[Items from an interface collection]
########################################

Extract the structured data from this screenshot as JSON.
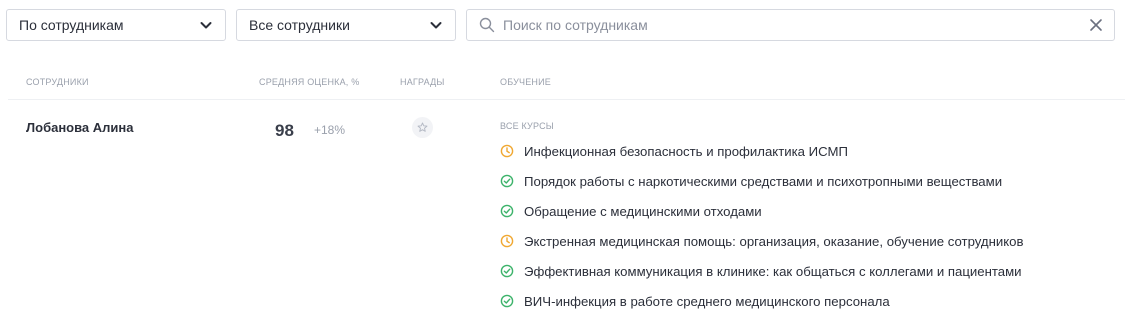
{
  "filters": {
    "mode_value": "По сотрудникам",
    "staff_value": "Все сотрудники"
  },
  "search": {
    "placeholder": "Поиск по сотрудникам",
    "value": ""
  },
  "table": {
    "columns": {
      "staff": "Сотрудники",
      "score": "Средняя оценка, %",
      "awards": "Награды",
      "learning": "Обучение"
    },
    "rows": [
      {
        "name": "Лобанова Алина",
        "score": "98",
        "delta": "+18%",
        "courses_title": "Все курсы",
        "courses": [
          {
            "title": "Инфекционная безопасность и профилактика ИСМП",
            "status": "in-progress"
          },
          {
            "title": "Порядок работы с наркотическими средствами и психотропными веществами",
            "status": "completed"
          },
          {
            "title": "Обращение с медицинскими отходами",
            "status": "completed"
          },
          {
            "title": "Экстренная медицинская помощь: организация, оказание, обучение сотрудников",
            "status": "in-progress"
          },
          {
            "title": "Эффективная коммуникация в клинике: как общаться с коллегами и пациентами",
            "status": "completed"
          },
          {
            "title": "ВИЧ-инфекция в работе среднего медицинского персонала",
            "status": "completed"
          }
        ]
      }
    ]
  },
  "colors": {
    "completed": "#3db36b",
    "in_progress": "#f0a832",
    "muted": "#9aa0ac"
  },
  "icons": {
    "completed": "check-circle-icon",
    "in_progress": "clock-icon",
    "award": "star-icon"
  }
}
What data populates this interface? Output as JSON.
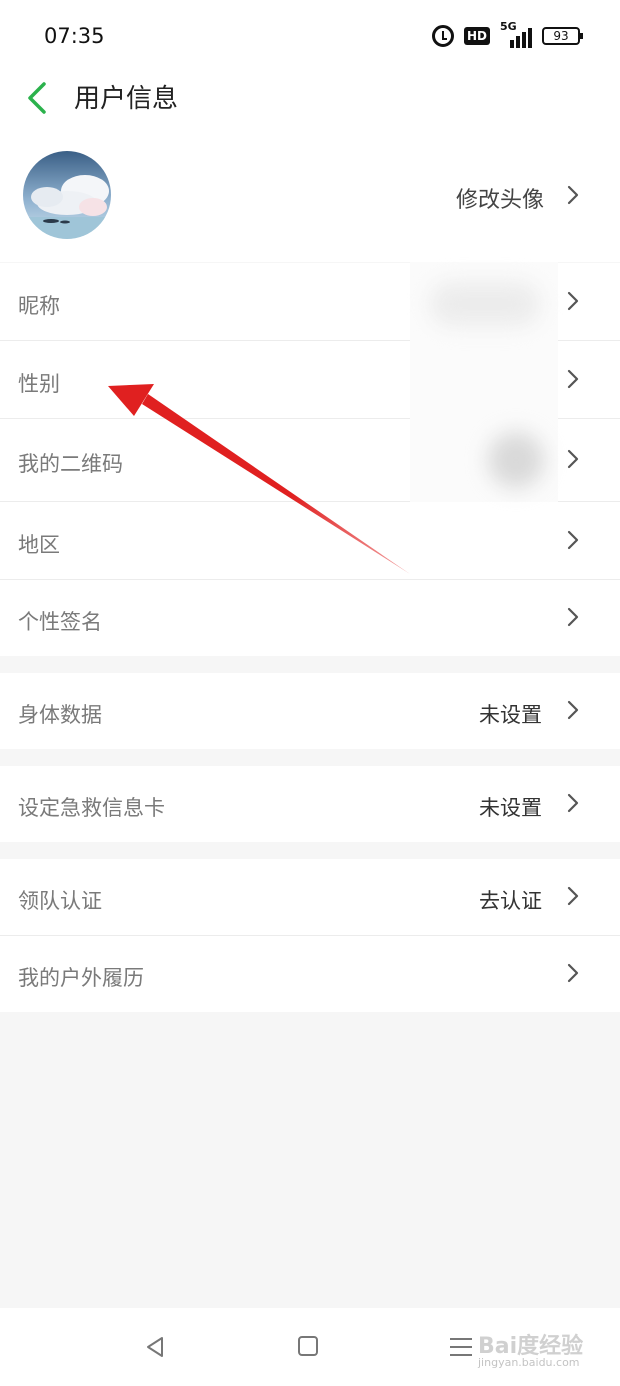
{
  "status_bar": {
    "time": "07:35",
    "network": "5G",
    "hd_label": "HD",
    "battery": "93"
  },
  "header": {
    "title": "用户信息",
    "back_icon": "chevron-left-icon",
    "accent_color": "#2bb24c"
  },
  "avatar_row": {
    "action_label": "修改头像"
  },
  "rows": [
    {
      "label": "昵称",
      "value": ""
    },
    {
      "label": "性别",
      "value": ""
    },
    {
      "label": "我的二维码",
      "value": ""
    },
    {
      "label": "地区",
      "value": ""
    },
    {
      "label": "个性签名",
      "value": ""
    },
    {
      "label": "身体数据",
      "value": "未设置"
    },
    {
      "label": "设定急救信息卡",
      "value": "未设置"
    },
    {
      "label": "领队认证",
      "value": "去认证"
    },
    {
      "label": "我的户外履历",
      "value": ""
    }
  ],
  "nav_bar": {
    "icons": [
      "back-triangle-icon",
      "home-square-icon",
      "menu-icon"
    ]
  },
  "watermark": {
    "brand": "Bai度经验",
    "url": "jingyan.baidu.com"
  },
  "annotation": {
    "color": "#e02020"
  }
}
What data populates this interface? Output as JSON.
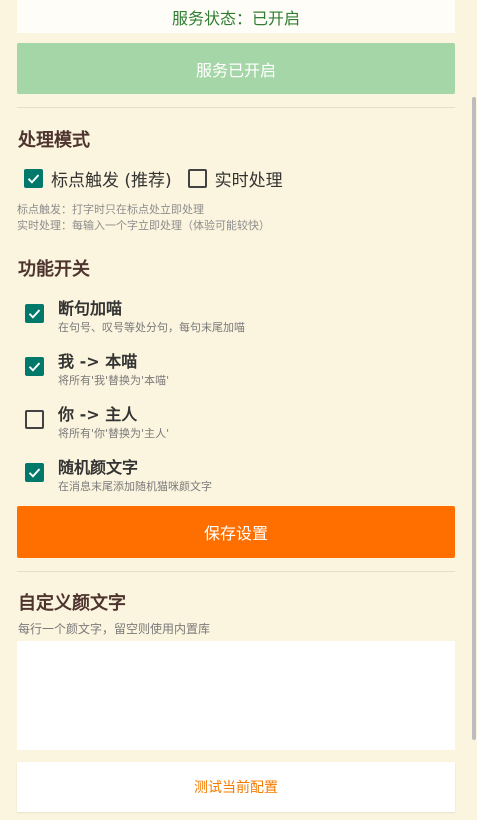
{
  "status": {
    "text": "服务状态：已开启"
  },
  "service_button": {
    "label": "服务已开启"
  },
  "processing_mode": {
    "title": "处理模式",
    "options": [
      {
        "label": "标点触发 (推荐)",
        "checked": true
      },
      {
        "label": "实时处理",
        "checked": false
      }
    ],
    "desc_lines": [
      "标点触发：打字时只在标点处立即处理",
      "实时处理：每输入一个字立即处理（体验可能较快）"
    ]
  },
  "features": {
    "title": "功能开关",
    "items": [
      {
        "label": "断句加喵",
        "desc": "在句号、叹号等处分句，每句末尾加喵",
        "checked": true
      },
      {
        "label": "我 -> 本喵",
        "desc": "将所有'我'替换为'本喵'",
        "checked": true
      },
      {
        "label": "你 -> 主人",
        "desc": "将所有'你'替换为'主人'",
        "checked": false
      },
      {
        "label": "随机颜文字",
        "desc": "在消息末尾添加随机猫咪颜文字",
        "checked": true
      }
    ]
  },
  "save_button": {
    "label": "保存设置"
  },
  "custom_kaomoji": {
    "title": "自定义颜文字",
    "hint": "每行一个颜文字，留空则使用内置库",
    "value": ""
  },
  "test_button": {
    "label": "测试当前配置"
  },
  "colors": {
    "background": "#FBF4DE",
    "status_text": "#2E7D32",
    "service_button": "#A5D6A7",
    "checkbox_checked": "#00796B",
    "save_button": "#FF6F00",
    "test_button_text": "#F57C00"
  }
}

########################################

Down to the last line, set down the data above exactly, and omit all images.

Completed exercise:
Extract the structured data from this screenshot as JSON.
{
  "filters": {
    "mode_value": "По сотрудникам",
    "staff_value": "Все сотрудники"
  },
  "search": {
    "placeholder": "Поиск по сотрудникам",
    "value": ""
  },
  "table": {
    "columns": {
      "staff": "Сотрудники",
      "score": "Средняя оценка, %",
      "awards": "Награды",
      "learning": "Обучение"
    },
    "rows": [
      {
        "name": "Лобанова Алина",
        "score": "98",
        "delta": "+18%",
        "courses_title": "Все курсы",
        "courses": [
          {
            "title": "Инфекционная безопасность и профилактика ИСМП",
            "status": "in-progress"
          },
          {
            "title": "Порядок работы с наркотическими средствами и психотропными веществами",
            "status": "completed"
          },
          {
            "title": "Обращение с медицинскими отходами",
            "status": "completed"
          },
          {
            "title": "Экстренная медицинская помощь: организация, оказание, обучение сотрудников",
            "status": "in-progress"
          },
          {
            "title": "Эффективная коммуникация в клинике: как общаться с коллегами и пациентами",
            "status": "completed"
          },
          {
            "title": "ВИЧ-инфекция в работе среднего медицинского персонала",
            "status": "completed"
          }
        ]
      }
    ]
  },
  "colors": {
    "completed": "#3db36b",
    "in_progress": "#f0a832",
    "muted": "#9aa0ac"
  },
  "icons": {
    "completed": "check-circle-icon",
    "in_progress": "clock-icon",
    "award": "star-icon"
  }
}
What data populates this interface? Output as JSON.
{
  "status_bar": {
    "time": "07:35",
    "network": "5G",
    "hd_label": "HD",
    "battery": "93"
  },
  "header": {
    "title": "用户信息",
    "back_icon": "chevron-left-icon",
    "accent_color": "#2bb24c"
  },
  "avatar_row": {
    "action_label": "修改头像"
  },
  "rows": [
    {
      "label": "昵称",
      "value": ""
    },
    {
      "label": "性别",
      "value": ""
    },
    {
      "label": "我的二维码",
      "value": ""
    },
    {
      "label": "地区",
      "value": ""
    },
    {
      "label": "个性签名",
      "value": ""
    },
    {
      "label": "身体数据",
      "value": "未设置"
    },
    {
      "label": "设定急救信息卡",
      "value": "未设置"
    },
    {
      "label": "领队认证",
      "value": "去认证"
    },
    {
      "label": "我的户外履历",
      "value": ""
    }
  ],
  "nav_bar": {
    "icons": [
      "back-triangle-icon",
      "home-square-icon",
      "menu-icon"
    ]
  },
  "watermark": {
    "brand": "Bai度经验",
    "url": "jingyan.baidu.com"
  },
  "annotation": {
    "color": "#e02020"
  }
}
What data populates this interface? Output as JSON.
{
  "status": {
    "text": "服务状态：已开启"
  },
  "service_button": {
    "label": "服务已开启"
  },
  "processing_mode": {
    "title": "处理模式",
    "options": [
      {
        "label": "标点触发 (推荐)",
        "checked": true
      },
      {
        "label": "实时处理",
        "checked": false
      }
    ],
    "desc_lines": [
      "标点触发：打字时只在标点处立即处理",
      "实时处理：每输入一个字立即处理（体验可能较快）"
    ]
  },
  "features": {
    "title": "功能开关",
    "items": [
      {
        "label": "断句加喵",
        "desc": "在句号、叹号等处分句，每句末尾加喵",
        "checked": true
      },
      {
        "label": "我 -> 本喵",
        "desc": "将所有'我'替换为'本喵'",
        "checked": true
      },
      {
        "label": "你 -> 主人",
        "desc": "将所有'你'替换为'主人'",
        "checked": false
      },
      {
        "label": "随机颜文字",
        "desc": "在消息末尾添加随机猫咪颜文字",
        "checked": true
      }
    ]
  },
  "save_button": {
    "label": "保存设置"
  },
  "custom_kaomoji": {
    "title": "自定义颜文字",
    "hint": "每行一个颜文字，留空则使用内置库",
    "value": ""
  },
  "test_button": {
    "label": "测试当前配置"
  },
  "colors": {
    "background": "#FBF4DE",
    "status_text": "#2E7D32",
    "service_button": "#A5D6A7",
    "checkbox_checked": "#00796B",
    "save_button": "#FF6F00",
    "test_button_text": "#F57C00"
  }
}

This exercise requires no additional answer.